Above Photo: Brookland Manor in Washington, DC. The majority of residents here receive vouchers that subsidize their housing. Michael S. Williamson/The Washington Post via Getty Images.
Expanding Program Would Reduce Hardship, Improve Equity.
Due to limited program funding, families struggling to afford housing that manage to get off the waiting list for a Housing Choice Voucher must typically wait for years before receiving a voucher, CBPP analysis of Department of Housing and Urban Development (HUD) data shows. Among the 50 largest housing agencies, only two have average wait times of under a year for families that have made it off of the waiting list; the longest have average wait times of up to eight years. On average nationally, families that received vouchers had spent close to two and a half years on waitlists first, exposing many to homelessness, overcrowding, eviction, and other hardship while they wait. (See the Appendix for data on average wait times by state and among the largest agencies.)
Moreover, these figures understate the unmet need for assistance. Millions of other families eligible for rental assistance never receive it because their names never rise to the top of the waiting list or they live in communities where the housing agency has closed or doesn’t keep a waiting list. Also, because of insufficient funding, local housing agencies often prioritize specific groups for available vouchers such as veterans, working families, or people fleeing domestic violence or experiencing homelessness. Setting priorities in the face of limited funding makes sense, but it means that families that need help paying for housing but fall outside the priority groups may never get assistance. For all of these reasons, an agency’s average wait for people receiving vouchers does not reflect the average wait for someone who puts their names on a waiting list for one.
Significantly expanding the federally funded voucher program, which helps households with low incomes rent a modest unit of their choice in the private market, would help more people access rental assistance when they first need it instead of facing years of hardship. A top priority for policymakers in the upcoming recovery package should be to provide substantial, multi-year funding for new housing vouchers.

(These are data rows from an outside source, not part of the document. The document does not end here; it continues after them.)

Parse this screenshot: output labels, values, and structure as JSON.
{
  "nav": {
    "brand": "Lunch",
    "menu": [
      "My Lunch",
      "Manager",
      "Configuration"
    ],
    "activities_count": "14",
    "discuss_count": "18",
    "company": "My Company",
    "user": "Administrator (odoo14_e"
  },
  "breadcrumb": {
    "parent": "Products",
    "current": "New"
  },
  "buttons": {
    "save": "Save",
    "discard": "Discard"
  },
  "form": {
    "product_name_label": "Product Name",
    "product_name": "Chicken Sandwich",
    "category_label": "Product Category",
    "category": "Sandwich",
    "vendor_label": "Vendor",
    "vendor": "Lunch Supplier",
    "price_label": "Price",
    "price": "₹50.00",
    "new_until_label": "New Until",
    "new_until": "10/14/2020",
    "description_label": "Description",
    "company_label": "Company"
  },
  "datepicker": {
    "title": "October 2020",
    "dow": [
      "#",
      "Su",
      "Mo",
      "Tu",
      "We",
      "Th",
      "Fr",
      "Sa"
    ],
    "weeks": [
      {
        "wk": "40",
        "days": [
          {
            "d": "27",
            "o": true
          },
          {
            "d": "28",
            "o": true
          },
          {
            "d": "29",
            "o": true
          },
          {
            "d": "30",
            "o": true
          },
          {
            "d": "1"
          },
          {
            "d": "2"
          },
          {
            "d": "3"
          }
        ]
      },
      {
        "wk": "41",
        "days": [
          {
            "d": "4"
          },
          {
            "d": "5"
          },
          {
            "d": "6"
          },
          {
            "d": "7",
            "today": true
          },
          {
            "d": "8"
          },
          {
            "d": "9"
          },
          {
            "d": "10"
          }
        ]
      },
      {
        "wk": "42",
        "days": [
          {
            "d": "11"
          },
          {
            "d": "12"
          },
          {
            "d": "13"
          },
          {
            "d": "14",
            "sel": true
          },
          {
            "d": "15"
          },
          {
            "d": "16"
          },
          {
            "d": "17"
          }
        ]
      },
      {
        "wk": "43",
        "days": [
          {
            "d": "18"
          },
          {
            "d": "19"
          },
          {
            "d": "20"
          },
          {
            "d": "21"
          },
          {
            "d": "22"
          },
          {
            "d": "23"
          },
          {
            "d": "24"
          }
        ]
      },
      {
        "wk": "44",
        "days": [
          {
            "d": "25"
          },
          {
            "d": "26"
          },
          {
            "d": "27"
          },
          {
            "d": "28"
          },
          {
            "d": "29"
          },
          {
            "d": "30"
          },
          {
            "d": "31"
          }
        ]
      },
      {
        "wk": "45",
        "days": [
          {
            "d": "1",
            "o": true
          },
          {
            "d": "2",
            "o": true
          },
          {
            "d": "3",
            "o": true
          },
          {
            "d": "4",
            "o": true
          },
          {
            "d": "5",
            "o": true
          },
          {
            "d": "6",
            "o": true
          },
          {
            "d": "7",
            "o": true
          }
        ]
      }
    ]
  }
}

The state and local housing agencies that administer the voucher program use virtually all the voucher assistance funds they receive, but a shortage of resources for rental assistance leaves the vast majority of eligible households without aid. In 2019, for example, 2 million households used vouchers to rent housing but more than 16 million unassisted renter households paid more than 30 percent of their income for housing or lived in substandard or overcrowded homes. (The federal government considers housing unaffordable if it exceeds 30 percent of income.) Households on agency waiting lists typically continue to experience homelessness, overcrowding, or other housing insecurity for years before receiving a voucher. And many other households needing vouchers either don’t get on a waitlist — 53 percent of agencies had closed their waiting lists to additional applicants, a 2016 survey found — or drop off without ever obtaining assistance, even after waiting years.
Housing vouchers, when available, are highly effective at reducing homelessness, housing instability, and overcrowding and at improving other outcomes for families and children, rigorous research shows. They also give people with low incomes greater choice about where they live, enabling them to move to neighborhoods with lower poverty rates and more resources. Expanding the program could lift millions of people out of poverty. It also would reduce racial inequity: the housing affordability challenges that vouchers address are heavily concentrated among people with the lowest incomes and, due to a long history of racial discrimination that has limited their economic and housing opportunities, among people of color.
Inadequate Funding Creates Long Waits
The Housing Choice Voucher program, the nation’s largest form of rental assistance, offers a proven, evidence-based tool to address housing hardship. Currently it enables roughly 2.3 million households with low incomes to afford decent, stable housing. The family pays about 30 percent of its income for rent and utilities, a widely used standard for the amount a household can reasonably be expected to pay for housing. The voucher covers the rest, up to a cap based on HUD estimates of typical market rents in the local area.
Despite the demonstrated benefits of rental assistance and effectiveness of vouchers specifically, resources fall far short of need. Only 1 in 4 households eligible for rental assistance receive it due to funding limitations. Because the need is so much greater than the supply of vouchers, housing agencies establish waitlists for households interested in receiving assistance, and for each agency HUD publishes the average time someone who received a voucher had to first wait for assistance. While these data leave out millions of people in need who never get a voucher (see discussion below), they provide a useful indicator of the inadequacy of federal rental assistance funding by showing how long even people who succeed in obtaining a voucher must endure hardship before receiving help.